RECORDS FOR THIS EXERCISE Block Start
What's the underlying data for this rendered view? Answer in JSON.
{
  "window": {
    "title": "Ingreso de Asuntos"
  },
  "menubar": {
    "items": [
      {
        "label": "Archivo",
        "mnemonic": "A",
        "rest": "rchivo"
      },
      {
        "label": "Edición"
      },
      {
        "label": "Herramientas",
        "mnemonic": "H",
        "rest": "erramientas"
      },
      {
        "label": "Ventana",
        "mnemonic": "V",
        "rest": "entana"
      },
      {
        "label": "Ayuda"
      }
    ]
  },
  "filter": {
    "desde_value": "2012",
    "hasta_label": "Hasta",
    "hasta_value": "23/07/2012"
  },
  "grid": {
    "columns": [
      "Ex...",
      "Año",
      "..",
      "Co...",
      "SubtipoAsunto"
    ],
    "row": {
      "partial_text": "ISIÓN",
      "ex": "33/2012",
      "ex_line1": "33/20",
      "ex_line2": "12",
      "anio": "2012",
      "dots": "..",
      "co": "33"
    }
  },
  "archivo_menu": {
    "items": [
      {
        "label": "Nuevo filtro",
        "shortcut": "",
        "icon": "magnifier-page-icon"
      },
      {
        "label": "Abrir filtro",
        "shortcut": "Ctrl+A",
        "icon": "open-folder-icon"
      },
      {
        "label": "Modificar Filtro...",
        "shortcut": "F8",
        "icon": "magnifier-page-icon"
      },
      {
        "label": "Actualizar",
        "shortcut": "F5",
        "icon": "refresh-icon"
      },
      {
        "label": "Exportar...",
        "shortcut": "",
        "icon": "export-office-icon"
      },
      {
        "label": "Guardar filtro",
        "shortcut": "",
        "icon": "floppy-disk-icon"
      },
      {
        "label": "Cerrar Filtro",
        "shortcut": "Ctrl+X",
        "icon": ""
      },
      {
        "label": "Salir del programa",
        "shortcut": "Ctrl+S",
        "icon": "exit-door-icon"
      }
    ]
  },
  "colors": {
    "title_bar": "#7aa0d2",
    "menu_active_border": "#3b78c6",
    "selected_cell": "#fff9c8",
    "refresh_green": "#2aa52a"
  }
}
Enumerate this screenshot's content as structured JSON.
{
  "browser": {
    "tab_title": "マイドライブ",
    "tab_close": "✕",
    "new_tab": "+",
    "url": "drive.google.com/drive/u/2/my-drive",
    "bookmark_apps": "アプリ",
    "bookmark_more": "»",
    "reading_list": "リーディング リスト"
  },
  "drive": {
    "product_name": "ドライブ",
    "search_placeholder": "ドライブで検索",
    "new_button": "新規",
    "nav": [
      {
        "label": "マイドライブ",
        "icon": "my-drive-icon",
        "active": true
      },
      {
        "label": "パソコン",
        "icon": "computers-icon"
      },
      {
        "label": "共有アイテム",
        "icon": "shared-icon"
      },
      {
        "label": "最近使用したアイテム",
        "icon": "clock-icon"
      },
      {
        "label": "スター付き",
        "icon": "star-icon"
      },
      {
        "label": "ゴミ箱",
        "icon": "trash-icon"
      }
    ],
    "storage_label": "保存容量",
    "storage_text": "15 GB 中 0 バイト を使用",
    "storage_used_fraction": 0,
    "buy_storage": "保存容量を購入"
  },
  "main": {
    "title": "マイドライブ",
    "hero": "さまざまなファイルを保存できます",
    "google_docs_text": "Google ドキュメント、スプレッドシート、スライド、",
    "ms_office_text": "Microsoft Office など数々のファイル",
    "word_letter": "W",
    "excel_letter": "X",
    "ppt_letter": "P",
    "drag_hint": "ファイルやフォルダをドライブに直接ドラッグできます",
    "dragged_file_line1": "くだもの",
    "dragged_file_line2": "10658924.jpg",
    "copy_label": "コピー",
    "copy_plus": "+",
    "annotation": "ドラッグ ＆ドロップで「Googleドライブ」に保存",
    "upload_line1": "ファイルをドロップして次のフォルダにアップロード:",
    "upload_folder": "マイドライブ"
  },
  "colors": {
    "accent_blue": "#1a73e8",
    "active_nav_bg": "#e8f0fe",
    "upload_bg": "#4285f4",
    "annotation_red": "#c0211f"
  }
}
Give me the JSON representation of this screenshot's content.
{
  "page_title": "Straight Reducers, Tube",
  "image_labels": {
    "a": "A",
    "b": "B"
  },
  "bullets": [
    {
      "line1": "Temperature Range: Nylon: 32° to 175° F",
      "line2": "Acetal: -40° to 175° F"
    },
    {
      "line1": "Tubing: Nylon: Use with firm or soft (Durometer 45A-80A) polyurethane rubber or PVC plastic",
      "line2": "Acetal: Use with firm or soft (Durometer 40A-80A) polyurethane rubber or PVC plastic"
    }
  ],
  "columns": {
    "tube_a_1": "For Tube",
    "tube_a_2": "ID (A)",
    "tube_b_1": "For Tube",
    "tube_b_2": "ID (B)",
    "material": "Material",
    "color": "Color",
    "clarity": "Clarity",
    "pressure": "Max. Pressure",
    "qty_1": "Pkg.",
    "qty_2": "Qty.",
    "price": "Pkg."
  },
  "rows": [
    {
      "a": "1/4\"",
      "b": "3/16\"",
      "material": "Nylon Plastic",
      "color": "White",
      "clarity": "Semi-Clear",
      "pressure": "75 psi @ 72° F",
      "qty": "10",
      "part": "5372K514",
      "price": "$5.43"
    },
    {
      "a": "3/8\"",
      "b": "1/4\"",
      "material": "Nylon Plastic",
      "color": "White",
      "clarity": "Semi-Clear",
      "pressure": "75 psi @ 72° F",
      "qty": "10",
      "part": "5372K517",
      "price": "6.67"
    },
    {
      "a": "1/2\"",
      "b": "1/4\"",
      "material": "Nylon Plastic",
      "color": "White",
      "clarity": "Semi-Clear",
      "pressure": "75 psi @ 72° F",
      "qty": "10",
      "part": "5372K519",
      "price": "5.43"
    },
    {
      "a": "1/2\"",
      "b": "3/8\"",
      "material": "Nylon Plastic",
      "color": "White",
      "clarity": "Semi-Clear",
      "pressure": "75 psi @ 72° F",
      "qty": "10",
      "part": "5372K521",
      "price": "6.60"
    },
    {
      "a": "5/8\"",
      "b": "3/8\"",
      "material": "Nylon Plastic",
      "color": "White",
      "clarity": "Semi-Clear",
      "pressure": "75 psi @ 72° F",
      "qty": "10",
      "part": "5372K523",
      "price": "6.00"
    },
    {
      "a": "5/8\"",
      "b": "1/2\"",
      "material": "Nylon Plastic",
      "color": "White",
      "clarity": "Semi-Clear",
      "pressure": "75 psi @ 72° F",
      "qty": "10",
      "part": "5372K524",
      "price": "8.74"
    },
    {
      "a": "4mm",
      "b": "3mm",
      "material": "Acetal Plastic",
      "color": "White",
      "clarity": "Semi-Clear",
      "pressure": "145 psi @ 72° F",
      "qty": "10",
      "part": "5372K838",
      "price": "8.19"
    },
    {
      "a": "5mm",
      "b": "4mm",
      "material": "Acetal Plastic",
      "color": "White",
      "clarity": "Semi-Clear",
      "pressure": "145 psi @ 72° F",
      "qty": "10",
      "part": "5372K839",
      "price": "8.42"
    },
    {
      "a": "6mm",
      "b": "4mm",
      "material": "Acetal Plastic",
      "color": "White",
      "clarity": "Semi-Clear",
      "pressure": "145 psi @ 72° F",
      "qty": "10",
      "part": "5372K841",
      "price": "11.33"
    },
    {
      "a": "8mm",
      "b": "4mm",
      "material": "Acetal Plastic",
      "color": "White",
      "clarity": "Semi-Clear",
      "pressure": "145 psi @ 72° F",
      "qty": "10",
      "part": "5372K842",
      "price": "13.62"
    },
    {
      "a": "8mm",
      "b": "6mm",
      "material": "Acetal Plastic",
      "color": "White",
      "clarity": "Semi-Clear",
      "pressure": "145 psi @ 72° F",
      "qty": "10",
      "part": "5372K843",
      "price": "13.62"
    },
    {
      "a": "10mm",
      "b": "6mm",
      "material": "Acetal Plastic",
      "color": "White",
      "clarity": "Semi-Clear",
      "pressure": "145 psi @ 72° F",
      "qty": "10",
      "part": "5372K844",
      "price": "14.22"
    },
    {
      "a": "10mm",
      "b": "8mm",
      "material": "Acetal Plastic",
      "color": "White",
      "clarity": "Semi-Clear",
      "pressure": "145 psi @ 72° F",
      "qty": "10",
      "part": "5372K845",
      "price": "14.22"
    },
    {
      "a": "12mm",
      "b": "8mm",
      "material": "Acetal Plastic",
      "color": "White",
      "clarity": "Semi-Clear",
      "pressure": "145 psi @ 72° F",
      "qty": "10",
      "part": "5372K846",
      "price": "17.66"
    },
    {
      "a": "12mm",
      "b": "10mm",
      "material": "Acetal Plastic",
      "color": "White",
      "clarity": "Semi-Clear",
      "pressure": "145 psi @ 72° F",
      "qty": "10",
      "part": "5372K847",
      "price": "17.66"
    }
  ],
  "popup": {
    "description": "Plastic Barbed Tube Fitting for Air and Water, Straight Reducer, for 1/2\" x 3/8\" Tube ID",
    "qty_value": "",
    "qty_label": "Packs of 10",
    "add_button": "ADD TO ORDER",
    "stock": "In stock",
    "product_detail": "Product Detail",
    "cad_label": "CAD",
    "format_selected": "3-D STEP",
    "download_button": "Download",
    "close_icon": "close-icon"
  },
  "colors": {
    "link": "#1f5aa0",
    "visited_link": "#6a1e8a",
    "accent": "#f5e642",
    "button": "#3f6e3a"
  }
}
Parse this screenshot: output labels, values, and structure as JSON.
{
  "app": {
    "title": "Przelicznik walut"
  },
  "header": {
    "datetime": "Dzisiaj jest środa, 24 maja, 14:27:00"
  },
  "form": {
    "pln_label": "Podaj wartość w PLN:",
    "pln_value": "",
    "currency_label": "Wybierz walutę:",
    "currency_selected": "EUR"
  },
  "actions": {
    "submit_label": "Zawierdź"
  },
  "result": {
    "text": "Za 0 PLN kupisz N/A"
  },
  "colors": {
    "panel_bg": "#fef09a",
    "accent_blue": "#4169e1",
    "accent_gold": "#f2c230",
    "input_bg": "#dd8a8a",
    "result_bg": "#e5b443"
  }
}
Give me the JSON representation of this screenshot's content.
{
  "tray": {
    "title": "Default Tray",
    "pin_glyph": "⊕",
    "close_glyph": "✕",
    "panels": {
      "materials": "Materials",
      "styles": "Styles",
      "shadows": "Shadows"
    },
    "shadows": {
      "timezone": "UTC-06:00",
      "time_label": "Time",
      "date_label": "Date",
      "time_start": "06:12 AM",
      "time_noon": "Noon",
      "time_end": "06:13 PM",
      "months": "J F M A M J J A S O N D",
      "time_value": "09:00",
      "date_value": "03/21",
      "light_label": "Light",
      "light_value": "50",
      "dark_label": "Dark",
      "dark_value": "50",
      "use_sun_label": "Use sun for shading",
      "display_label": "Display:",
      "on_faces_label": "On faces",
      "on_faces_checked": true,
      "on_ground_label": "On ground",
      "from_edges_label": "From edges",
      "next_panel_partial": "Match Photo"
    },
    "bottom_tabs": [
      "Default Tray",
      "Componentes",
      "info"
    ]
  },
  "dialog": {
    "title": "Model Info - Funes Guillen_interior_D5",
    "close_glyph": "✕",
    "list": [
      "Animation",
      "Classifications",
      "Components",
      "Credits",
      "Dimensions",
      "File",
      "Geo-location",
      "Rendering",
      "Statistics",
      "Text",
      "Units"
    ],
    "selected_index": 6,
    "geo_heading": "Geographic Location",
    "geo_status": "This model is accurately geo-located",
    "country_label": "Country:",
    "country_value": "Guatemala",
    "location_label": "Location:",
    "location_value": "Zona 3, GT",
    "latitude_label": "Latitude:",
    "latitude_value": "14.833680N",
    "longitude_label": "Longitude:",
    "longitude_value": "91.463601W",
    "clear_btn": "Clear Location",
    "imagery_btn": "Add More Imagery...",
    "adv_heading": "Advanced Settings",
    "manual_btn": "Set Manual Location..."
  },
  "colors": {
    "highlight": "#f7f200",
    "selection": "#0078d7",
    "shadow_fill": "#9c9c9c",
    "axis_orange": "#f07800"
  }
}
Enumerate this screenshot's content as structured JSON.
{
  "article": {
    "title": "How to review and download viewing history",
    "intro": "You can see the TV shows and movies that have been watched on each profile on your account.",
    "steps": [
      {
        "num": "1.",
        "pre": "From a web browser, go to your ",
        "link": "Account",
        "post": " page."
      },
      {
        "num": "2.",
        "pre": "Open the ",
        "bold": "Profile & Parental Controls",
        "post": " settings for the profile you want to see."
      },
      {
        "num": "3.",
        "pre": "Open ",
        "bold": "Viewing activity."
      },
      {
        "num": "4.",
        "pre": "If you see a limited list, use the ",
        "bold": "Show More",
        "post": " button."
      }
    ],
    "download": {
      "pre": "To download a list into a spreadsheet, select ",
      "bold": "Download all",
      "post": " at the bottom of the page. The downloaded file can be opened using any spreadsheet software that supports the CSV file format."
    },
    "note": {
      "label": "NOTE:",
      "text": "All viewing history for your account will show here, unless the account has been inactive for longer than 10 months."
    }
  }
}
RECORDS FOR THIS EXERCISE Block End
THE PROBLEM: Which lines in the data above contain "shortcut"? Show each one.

RESPONSE BOX:
        "shortcut": "",
        "shortcut": "Ctrl+A",
        "shortcut": "F8",
        "shortcut": "F5",
        "shortcut": "",
        "shortcut": "",
        "shortcut": "Ctrl+X",
        "shortcut": "Ctrl+S",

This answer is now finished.